● Task brief: Whichever lines include the word "selected", copy them as they appear in the data.

● Data to process:
______________________________

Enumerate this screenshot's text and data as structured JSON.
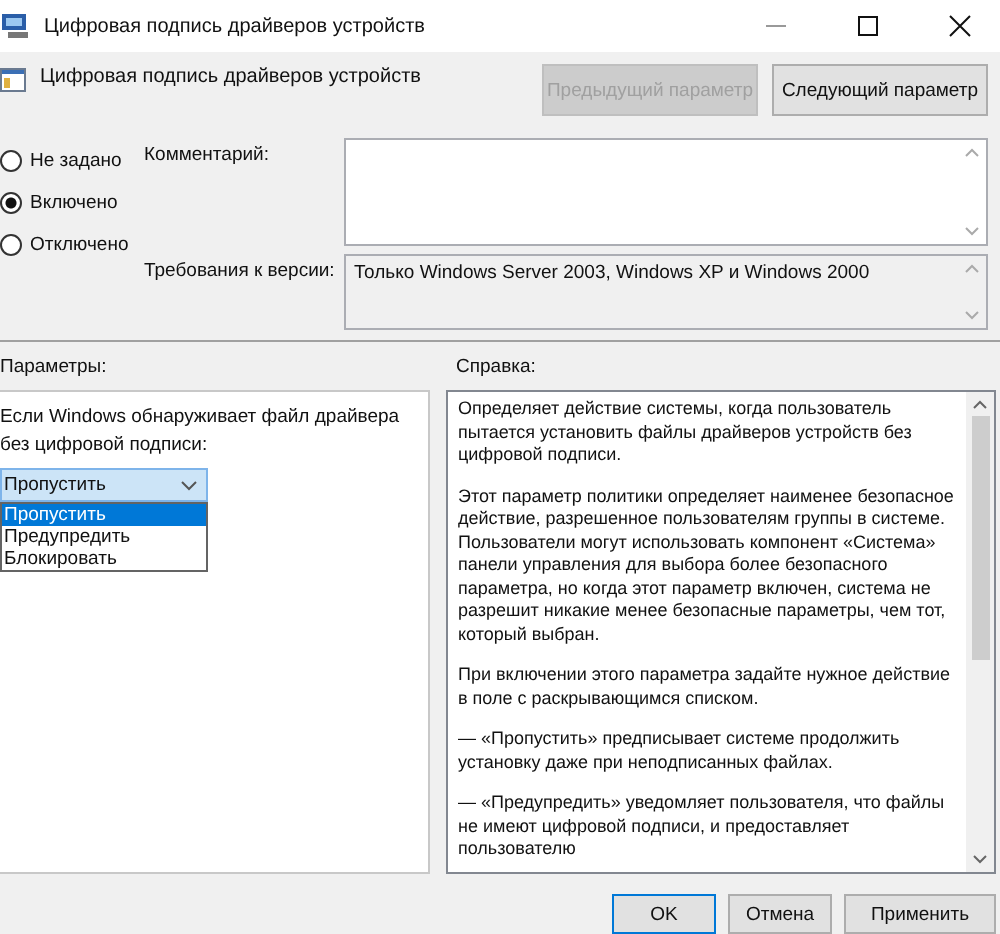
{
  "window": {
    "title": "Цифровая подпись драйверов устройств"
  },
  "policy": {
    "title": "Цифровая подпись драйверов устройств"
  },
  "nav_buttons": [
    {
      "label": "Предыдущий параметр",
      "disabled": true
    },
    {
      "label": "Следующий параметр",
      "disabled": false
    }
  ],
  "state_options": [
    {
      "label": "Не задано",
      "selected": false
    },
    {
      "label": "Включено",
      "selected": true
    },
    {
      "label": "Отключено",
      "selected": false
    }
  ],
  "comment": {
    "label": "Комментарий:"
  },
  "requirements": {
    "label": "Требования к версии:",
    "value": "Только Windows Server 2003, Windows XP и Windows 2000"
  },
  "options": {
    "label": "Параметры:",
    "prompt": "Если Windows обнаруживает файл драйвера без цифровой подписи:",
    "dropdown": {
      "value": "Пропустить",
      "expanded": true,
      "items": [
        {
          "label": "Пропустить",
          "selected": true
        },
        {
          "label": "Предупредить",
          "selected": false
        },
        {
          "label": "Блокировать",
          "selected": false
        }
      ]
    }
  },
  "help": {
    "label": "Справка:",
    "paragraphs": [
      "Определяет действие системы, когда пользователь пытается установить файлы драйверов устройств без цифровой подписи.",
      "Этот параметр политики определяет наименее безопасное действие, разрешенное пользователям группы в системе. Пользователи могут использовать компонент «Система» панели управления для выбора более безопасного параметра, но когда этот параметр включен, система не разрешит никакие менее безопасные параметры, чем тот, который выбран.",
      "При включении этого параметра задайте нужное действие в поле с раскрывающимся списком.",
      "— «Пропустить» предписывает системе продолжить установку даже при неподписанных файлах.",
      "— «Предупредить» уведомляет пользователя, что файлы не имеют цифровой подписи, и предоставляет пользователю"
    ]
  },
  "buttons": [
    {
      "label": "OK",
      "default": true
    },
    {
      "label": "Отмена",
      "default": false
    },
    {
      "label": "Применить",
      "default": false
    }
  ]
}
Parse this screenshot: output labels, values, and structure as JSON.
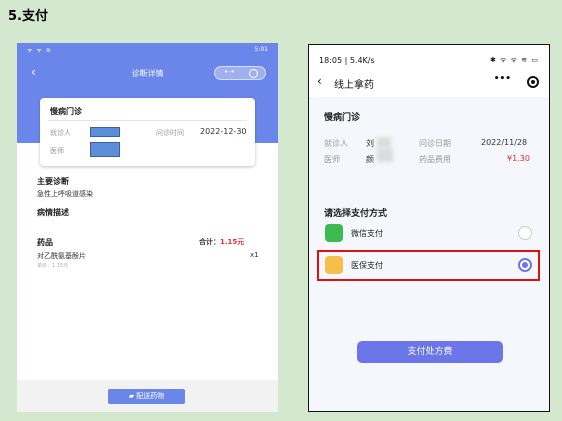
{
  "step_title": "5.支付",
  "left_phone": {
    "status_left": "ᯤ ᯤ ≋",
    "status_right": "5:01",
    "nav_title": "诊断详情",
    "card_title": "慢病门诊",
    "patient_label": "就诊人",
    "visit_time_label": "问诊时间",
    "visit_time_value": "2022-12-30",
    "doctor_label": "医师",
    "diagnosis_title": "主要诊断",
    "diagnosis_value": "急性上呼吸道感染",
    "condition_title": "病情描述",
    "drug_title": "药品",
    "total_label": "合计：",
    "total_value": "1.15元",
    "drug_name": "对乙酰氨基酚片",
    "drug_qty": "x1",
    "unit_price": "单价：1.15元",
    "deliver_button": "配送药物"
  },
  "right_phone": {
    "status_time": "18:05 | 5.4K/s",
    "status_icons": "✱ ᯤ ᯤ ≋ ▭",
    "nav_title": "线上拿药",
    "more_icon": "•••",
    "clinic_title": "慢病门诊",
    "patient_label": "就诊人",
    "patient_value": "刘",
    "visit_date_label": "问诊日期",
    "visit_date_value": "2022/11/28",
    "doctor_label": "医师",
    "doctor_value": "颜",
    "drug_fee_label": "药品费用",
    "drug_fee_value": "¥1.30",
    "pay_method_title": "请选择支付方式",
    "wechat_pay": "微信支付",
    "medical_insurance_pay": "医保支付",
    "pay_button": "支付处方费"
  },
  "colors": {
    "page_bg": "#d3e8ce",
    "primary": "#6b86ea",
    "button": "#6b77e8",
    "price_red": "#e03030",
    "highlight_red": "#e01010",
    "wechat_green": "#3dbb52",
    "insurance_orange": "#f5c04a"
  }
}
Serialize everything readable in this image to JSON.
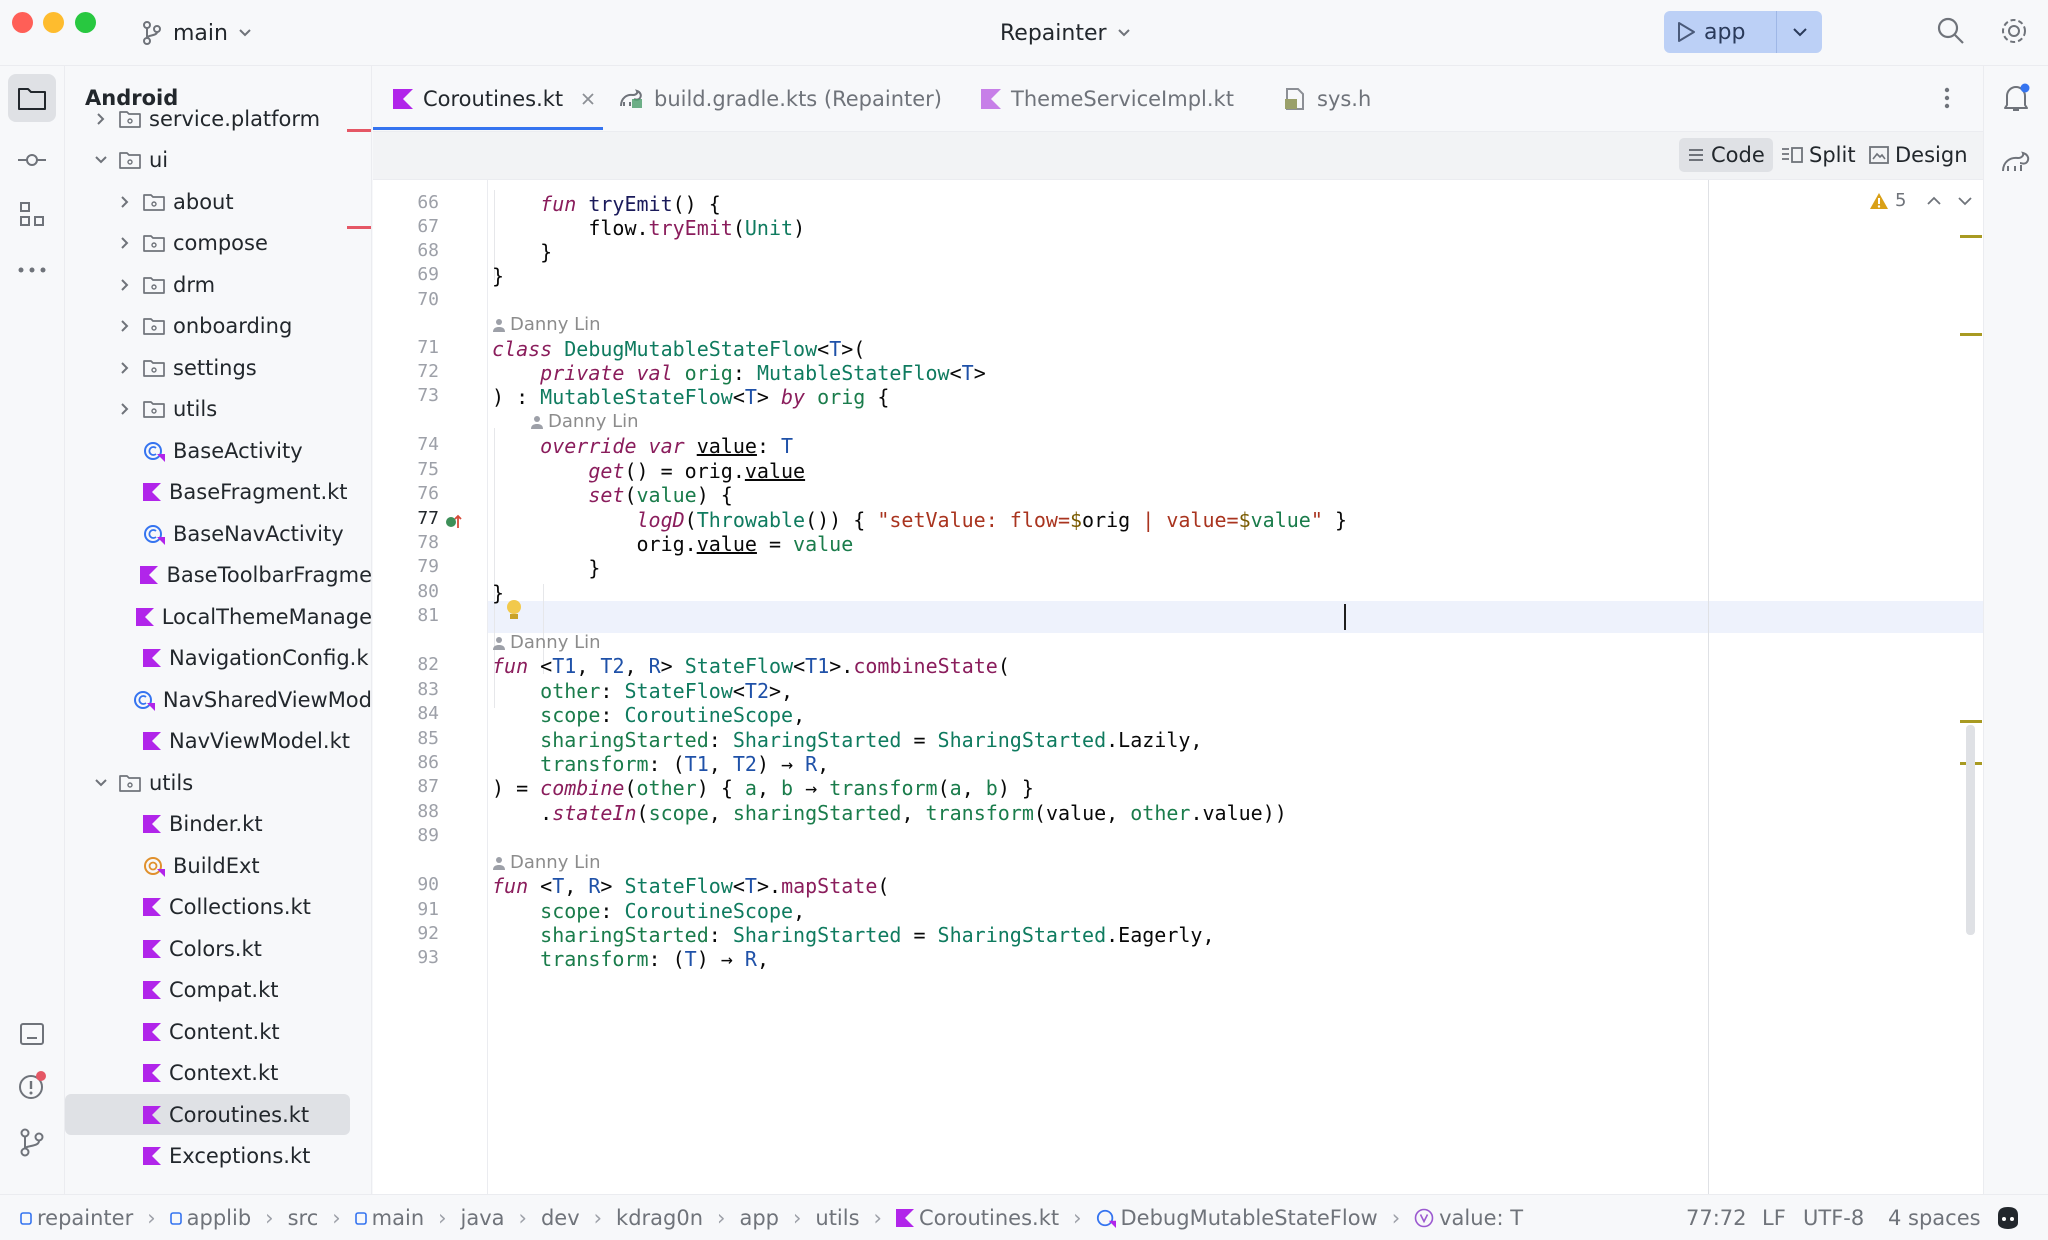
{
  "window": {
    "branch": "main",
    "project": "Repainter",
    "run_config": "app"
  },
  "project_panel": {
    "title": "Android",
    "tree": [
      {
        "label": "service.platform",
        "type": "folder",
        "depth": 1,
        "expanded": false,
        "clipped": true
      },
      {
        "label": "ui",
        "type": "folder",
        "depth": 1,
        "expanded": true
      },
      {
        "label": "about",
        "type": "folder",
        "depth": 2,
        "expanded": false
      },
      {
        "label": "compose",
        "type": "folder",
        "depth": 2,
        "expanded": false
      },
      {
        "label": "drm",
        "type": "folder",
        "depth": 2,
        "expanded": false
      },
      {
        "label": "onboarding",
        "type": "folder",
        "depth": 2,
        "expanded": false
      },
      {
        "label": "settings",
        "type": "folder",
        "depth": 2,
        "expanded": false
      },
      {
        "label": "utils",
        "type": "folder",
        "depth": 2,
        "expanded": false
      },
      {
        "label": "BaseActivity",
        "type": "class",
        "depth": 2
      },
      {
        "label": "BaseFragment.kt",
        "type": "kotlin",
        "depth": 2
      },
      {
        "label": "BaseNavActivity",
        "type": "class",
        "depth": 2
      },
      {
        "label": "BaseToolbarFragme",
        "type": "kotlin",
        "depth": 2
      },
      {
        "label": "LocalThemeManage",
        "type": "kotlin",
        "depth": 2
      },
      {
        "label": "NavigationConfig.k",
        "type": "kotlin",
        "depth": 2
      },
      {
        "label": "NavSharedViewMod",
        "type": "class",
        "depth": 2
      },
      {
        "label": "NavViewModel.kt",
        "type": "kotlin",
        "depth": 2
      },
      {
        "label": "utils",
        "type": "folder",
        "depth": 1,
        "expanded": true
      },
      {
        "label": "Binder.kt",
        "type": "kotlin",
        "depth": 2
      },
      {
        "label": "BuildExt",
        "type": "object",
        "depth": 2
      },
      {
        "label": "Collections.kt",
        "type": "kotlin",
        "depth": 2
      },
      {
        "label": "Colors.kt",
        "type": "kotlin",
        "depth": 2
      },
      {
        "label": "Compat.kt",
        "type": "kotlin",
        "depth": 2
      },
      {
        "label": "Content.kt",
        "type": "kotlin",
        "depth": 2
      },
      {
        "label": "Context.kt",
        "type": "kotlin",
        "depth": 2
      },
      {
        "label": "Coroutines.kt",
        "type": "kotlin",
        "depth": 2,
        "selected": true
      },
      {
        "label": "Exceptions.kt",
        "type": "kotlin",
        "depth": 2
      }
    ]
  },
  "tabs": [
    {
      "label": "Coroutines.kt",
      "type": "kotlin",
      "active": true,
      "closable": true
    },
    {
      "label": "build.gradle.kts (Repainter)",
      "type": "gradle",
      "active": false
    },
    {
      "label": "ThemeServiceImpl.kt",
      "type": "kotlin",
      "active": false
    },
    {
      "label": "sys.h",
      "type": "header",
      "active": false
    }
  ],
  "view_modes": {
    "code": "Code",
    "split": "Split",
    "design": "Design"
  },
  "inspections": {
    "warnings": "5"
  },
  "editor": {
    "current_line": "77",
    "author": "Danny Lin",
    "lines": [
      {
        "n": "66",
        "text": "    fun tryEmit() {"
      },
      {
        "n": "67",
        "text": "        flow.tryEmit(Unit)"
      },
      {
        "n": "68",
        "text": "    }"
      },
      {
        "n": "69",
        "text": "}"
      },
      {
        "n": "70",
        "text": ""
      },
      {
        "n": "71",
        "text": "class DebugMutableStateFlow<T>("
      },
      {
        "n": "72",
        "text": "    private val orig: MutableStateFlow<T>"
      },
      {
        "n": "73",
        "text": ") : MutableStateFlow<T> by orig {"
      },
      {
        "n": "74",
        "text": "    override var value: T"
      },
      {
        "n": "75",
        "text": "        get() = orig.value"
      },
      {
        "n": "76",
        "text": "        set(value) {"
      },
      {
        "n": "77",
        "text": "            logD(Throwable()) { \"setValue: flow=$orig | value=$value\" }"
      },
      {
        "n": "78",
        "text": "            orig.value = value"
      },
      {
        "n": "79",
        "text": "        }"
      },
      {
        "n": "80",
        "text": "}"
      },
      {
        "n": "81",
        "text": ""
      },
      {
        "n": "82",
        "text": "fun <T1, T2, R> StateFlow<T1>.combineState("
      },
      {
        "n": "83",
        "text": "    other: StateFlow<T2>,"
      },
      {
        "n": "84",
        "text": "    scope: CoroutineScope,"
      },
      {
        "n": "85",
        "text": "    sharingStarted: SharingStarted = SharingStarted.Lazily,"
      },
      {
        "n": "86",
        "text": "    transform: (T1, T2) → R,"
      },
      {
        "n": "87",
        "text": ") = combine(other) { a, b → transform(a, b) }"
      },
      {
        "n": "88",
        "text": "    .stateIn(scope, sharingStarted, transform(value, other.value))"
      },
      {
        "n": "89",
        "text": ""
      },
      {
        "n": "90",
        "text": "fun <T, R> StateFlow<T>.mapState("
      },
      {
        "n": "91",
        "text": "    scope: CoroutineScope,"
      },
      {
        "n": "92",
        "text": "    sharingStarted: SharingStarted = SharingStarted.Eagerly,"
      },
      {
        "n": "93",
        "text": "    transform: (T) → R,"
      }
    ]
  },
  "breadcrumbs": [
    "repainter",
    "applib",
    "src",
    "main",
    "java",
    "dev",
    "kdrag0n",
    "app",
    "utils",
    "Coroutines.kt",
    "DebugMutableStateFlow",
    "value: T"
  ],
  "status": {
    "position": "77:72",
    "line_ending": "LF",
    "encoding": "UTF-8",
    "indent": "4 spaces"
  },
  "colors": {
    "accent": "#3574f0",
    "kotlin_icon": "#b125ea",
    "run_button": "#bcd0f6",
    "current_line": "#eef2fc"
  }
}
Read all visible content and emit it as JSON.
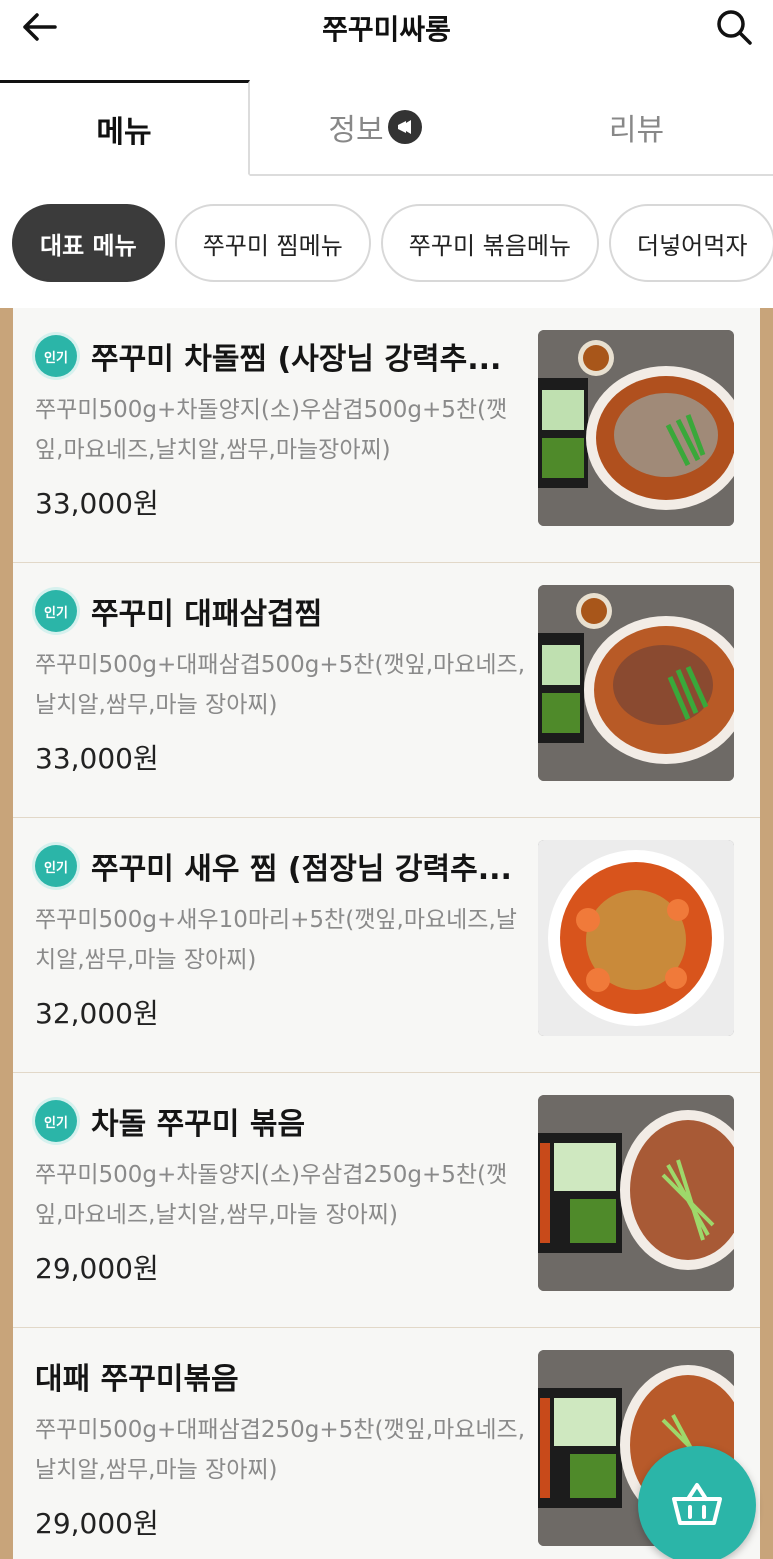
{
  "header": {
    "title": "쭈꾸미싸롱"
  },
  "tabs": [
    {
      "label": "메뉴"
    },
    {
      "label": "정보"
    },
    {
      "label": "리뷰"
    }
  ],
  "chips": [
    {
      "label": "대표 메뉴"
    },
    {
      "label": "쭈꾸미 찜메뉴"
    },
    {
      "label": "쭈꾸미 볶음메뉴"
    },
    {
      "label": "더넣어먹자"
    }
  ],
  "badge_label": "인기",
  "menu": [
    {
      "name": "쭈꾸미 차돌찜 (사장님 강력추...",
      "desc": "쭈꾸미500g+차돌양지(소)우삼겹500g+5찬(깻잎,마요네즈,날치알,쌈무,마늘장아찌)",
      "price": "33,000원",
      "popular": true
    },
    {
      "name": "쭈꾸미 대패삼겹찜",
      "desc": "쭈꾸미500g+대패삼겹500g+5찬(깻잎,마요네즈,날치알,쌈무,마늘 장아찌)",
      "price": "33,000원",
      "popular": true
    },
    {
      "name": "쭈꾸미 새우 찜 (점장님 강력추...",
      "desc": "쭈꾸미500g+새우10마리+5찬(깻잎,마요네즈,날치알,쌈무,마늘 장아찌)",
      "price": "32,000원",
      "popular": true
    },
    {
      "name": "차돌 쭈꾸미 볶음",
      "desc": "쭈꾸미500g+차돌양지(소)우삼겹250g+5찬(깻잎,마요네즈,날치알,쌈무,마늘 장아찌)",
      "price": "29,000원",
      "popular": true
    },
    {
      "name": "대패 쭈꾸미볶음",
      "desc": "쭈꾸미500g+대패삼겹250g+5찬(깻잎,마요네즈,날치알,쌈무,마늘 장아찌)",
      "price": "29,000원",
      "popular": false
    }
  ],
  "colors": {
    "accent": "#2bb5a8",
    "frame": "#c8a47a",
    "chip_active": "#3b3b3b"
  },
  "icons": {
    "back": "arrow-left-icon",
    "search": "search-icon",
    "info_badge": "megaphone-icon",
    "cart": "basket-icon"
  }
}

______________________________

● Result:
      "selected": false
      "selected": true
      "selected": false
          "selected": true
          "selected": false
          "selected": false
        "selected": true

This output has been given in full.